Dataset rows for apps and sites
····················

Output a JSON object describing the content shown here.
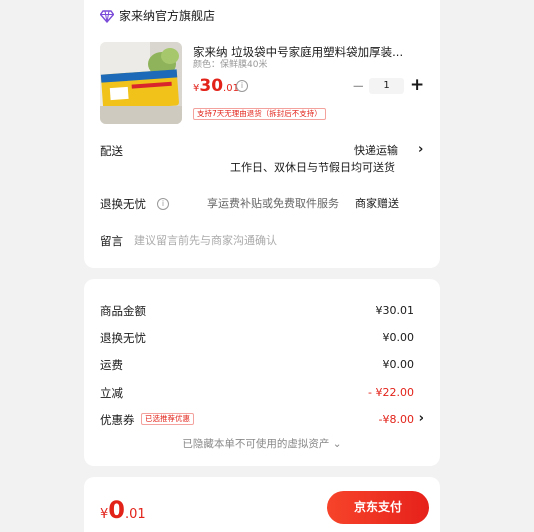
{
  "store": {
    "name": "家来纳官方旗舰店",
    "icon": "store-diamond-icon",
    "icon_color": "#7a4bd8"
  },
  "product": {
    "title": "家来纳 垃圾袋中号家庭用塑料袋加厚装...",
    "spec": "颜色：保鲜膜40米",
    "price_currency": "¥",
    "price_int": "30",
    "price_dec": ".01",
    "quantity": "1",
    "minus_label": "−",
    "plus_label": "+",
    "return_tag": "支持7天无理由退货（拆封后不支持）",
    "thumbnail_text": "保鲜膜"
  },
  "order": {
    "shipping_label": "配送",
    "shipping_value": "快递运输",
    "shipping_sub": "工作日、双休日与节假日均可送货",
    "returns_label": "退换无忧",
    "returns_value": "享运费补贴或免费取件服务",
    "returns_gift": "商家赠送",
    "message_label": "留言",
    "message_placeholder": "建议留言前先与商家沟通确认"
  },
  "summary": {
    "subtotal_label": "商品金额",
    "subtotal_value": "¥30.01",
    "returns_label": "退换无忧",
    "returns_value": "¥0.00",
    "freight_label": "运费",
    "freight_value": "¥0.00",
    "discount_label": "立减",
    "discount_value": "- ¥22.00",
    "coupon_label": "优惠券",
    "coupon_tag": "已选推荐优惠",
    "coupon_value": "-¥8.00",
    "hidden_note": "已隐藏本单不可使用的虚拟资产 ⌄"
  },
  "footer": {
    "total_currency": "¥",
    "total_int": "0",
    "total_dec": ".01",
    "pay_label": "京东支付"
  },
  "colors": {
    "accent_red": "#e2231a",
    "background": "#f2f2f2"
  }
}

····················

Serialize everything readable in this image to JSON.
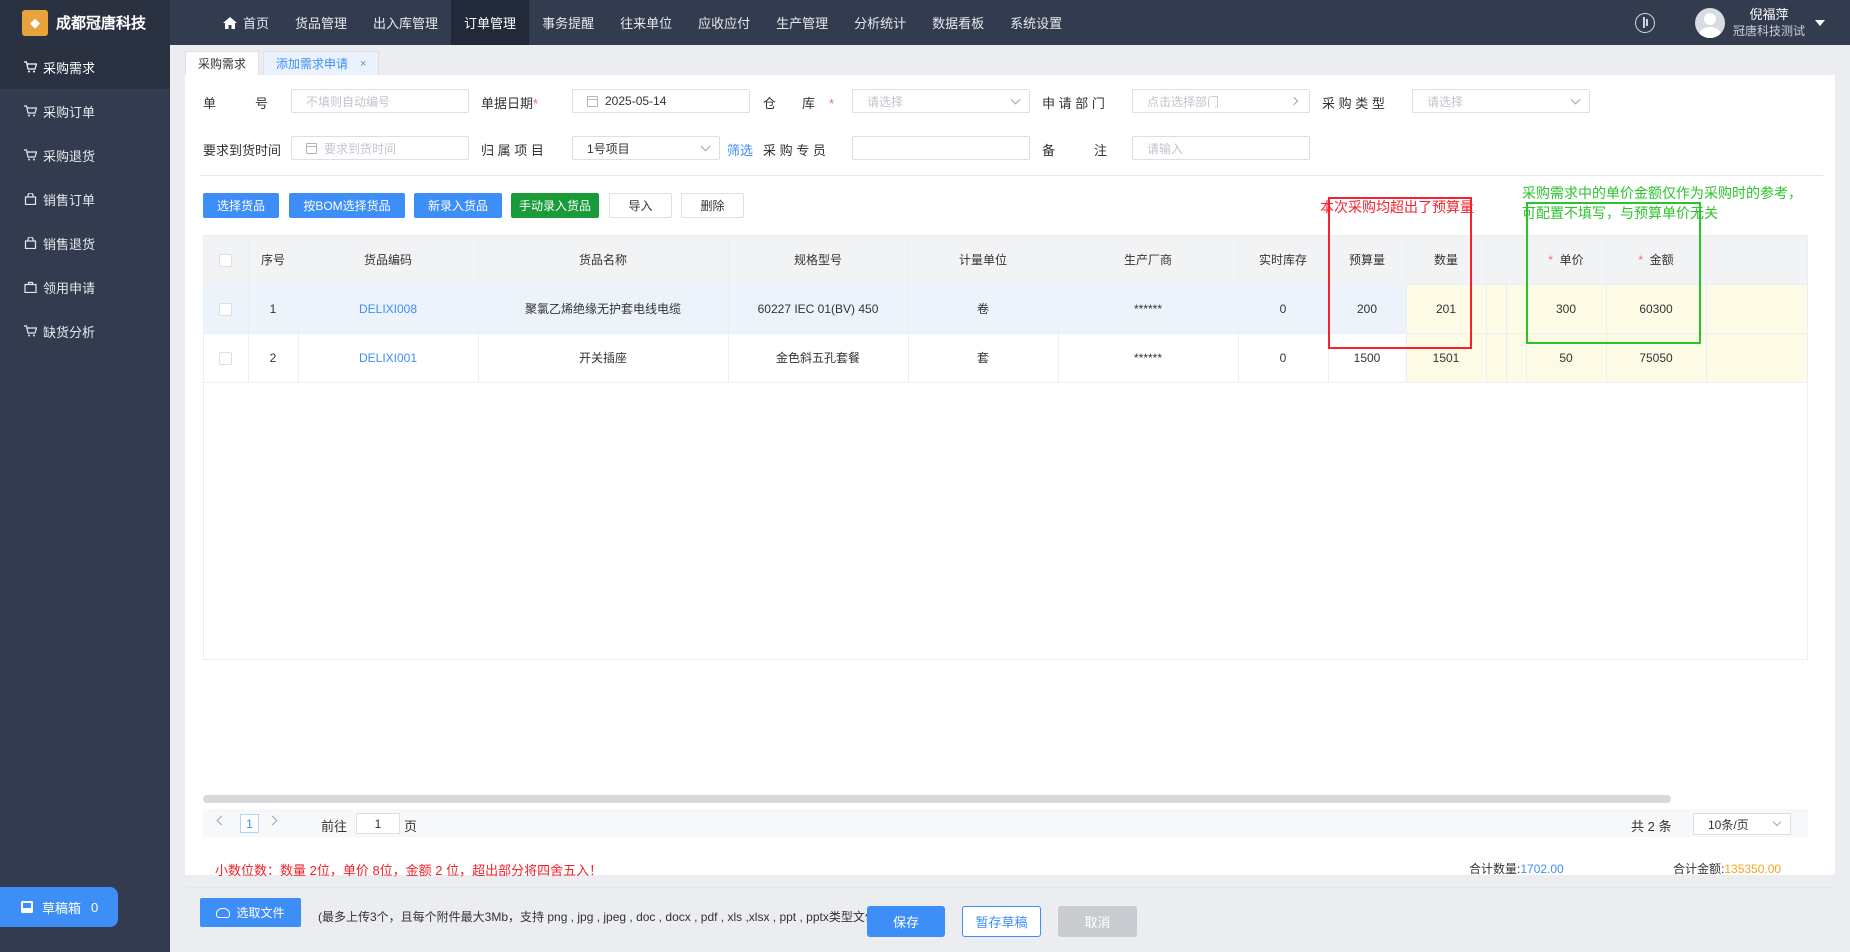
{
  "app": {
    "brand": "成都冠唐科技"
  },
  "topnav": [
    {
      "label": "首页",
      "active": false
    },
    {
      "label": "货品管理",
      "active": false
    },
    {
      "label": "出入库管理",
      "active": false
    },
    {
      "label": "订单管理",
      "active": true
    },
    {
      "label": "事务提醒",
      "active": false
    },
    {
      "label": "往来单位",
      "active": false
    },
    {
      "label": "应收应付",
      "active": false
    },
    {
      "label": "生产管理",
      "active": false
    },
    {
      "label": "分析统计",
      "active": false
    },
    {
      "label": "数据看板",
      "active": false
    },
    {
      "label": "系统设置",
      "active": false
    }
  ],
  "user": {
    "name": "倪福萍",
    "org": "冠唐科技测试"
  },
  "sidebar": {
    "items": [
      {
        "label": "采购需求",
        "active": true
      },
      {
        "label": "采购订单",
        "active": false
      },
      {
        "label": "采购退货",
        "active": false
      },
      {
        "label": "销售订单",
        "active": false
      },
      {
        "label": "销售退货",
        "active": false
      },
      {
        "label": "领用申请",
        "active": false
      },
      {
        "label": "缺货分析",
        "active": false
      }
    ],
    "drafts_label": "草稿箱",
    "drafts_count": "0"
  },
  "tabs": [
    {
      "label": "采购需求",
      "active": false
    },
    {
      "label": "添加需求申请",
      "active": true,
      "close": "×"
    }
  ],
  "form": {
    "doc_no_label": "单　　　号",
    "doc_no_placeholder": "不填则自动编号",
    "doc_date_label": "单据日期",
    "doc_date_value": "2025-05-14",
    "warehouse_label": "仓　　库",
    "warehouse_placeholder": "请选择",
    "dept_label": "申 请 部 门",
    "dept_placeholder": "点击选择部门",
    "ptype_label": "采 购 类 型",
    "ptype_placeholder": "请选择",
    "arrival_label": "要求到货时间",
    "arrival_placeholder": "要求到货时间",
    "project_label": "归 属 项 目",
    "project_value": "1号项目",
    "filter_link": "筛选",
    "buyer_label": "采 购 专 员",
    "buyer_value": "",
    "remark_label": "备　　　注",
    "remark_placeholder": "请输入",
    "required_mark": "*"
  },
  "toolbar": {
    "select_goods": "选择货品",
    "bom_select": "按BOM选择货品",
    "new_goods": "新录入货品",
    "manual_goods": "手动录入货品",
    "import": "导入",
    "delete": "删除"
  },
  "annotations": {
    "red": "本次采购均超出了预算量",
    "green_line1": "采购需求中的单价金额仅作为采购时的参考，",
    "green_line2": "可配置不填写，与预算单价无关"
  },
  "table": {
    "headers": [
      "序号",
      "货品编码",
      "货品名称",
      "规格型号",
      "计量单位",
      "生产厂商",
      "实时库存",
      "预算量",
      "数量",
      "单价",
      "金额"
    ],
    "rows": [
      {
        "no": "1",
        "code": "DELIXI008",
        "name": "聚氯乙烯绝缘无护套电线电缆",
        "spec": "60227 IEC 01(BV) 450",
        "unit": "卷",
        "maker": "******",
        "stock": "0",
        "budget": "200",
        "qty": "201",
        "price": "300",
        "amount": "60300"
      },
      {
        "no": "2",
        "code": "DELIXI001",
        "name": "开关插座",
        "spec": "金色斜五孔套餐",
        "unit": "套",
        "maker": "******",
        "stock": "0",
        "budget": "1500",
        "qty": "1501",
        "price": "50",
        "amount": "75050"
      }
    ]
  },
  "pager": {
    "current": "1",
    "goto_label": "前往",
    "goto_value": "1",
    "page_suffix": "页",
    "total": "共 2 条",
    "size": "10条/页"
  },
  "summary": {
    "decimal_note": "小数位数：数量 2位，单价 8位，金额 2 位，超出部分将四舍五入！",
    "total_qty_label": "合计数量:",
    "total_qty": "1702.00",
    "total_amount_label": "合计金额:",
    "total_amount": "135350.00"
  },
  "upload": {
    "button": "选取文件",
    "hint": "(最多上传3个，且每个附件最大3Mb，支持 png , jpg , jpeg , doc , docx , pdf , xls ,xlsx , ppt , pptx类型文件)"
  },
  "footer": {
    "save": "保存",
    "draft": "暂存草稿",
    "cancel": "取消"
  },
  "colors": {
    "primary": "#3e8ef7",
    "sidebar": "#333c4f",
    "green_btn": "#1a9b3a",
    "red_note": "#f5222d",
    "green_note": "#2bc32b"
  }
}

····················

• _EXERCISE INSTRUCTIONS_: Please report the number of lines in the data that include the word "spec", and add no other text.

• _SOLUTION TO THIS PROBLEM_: 3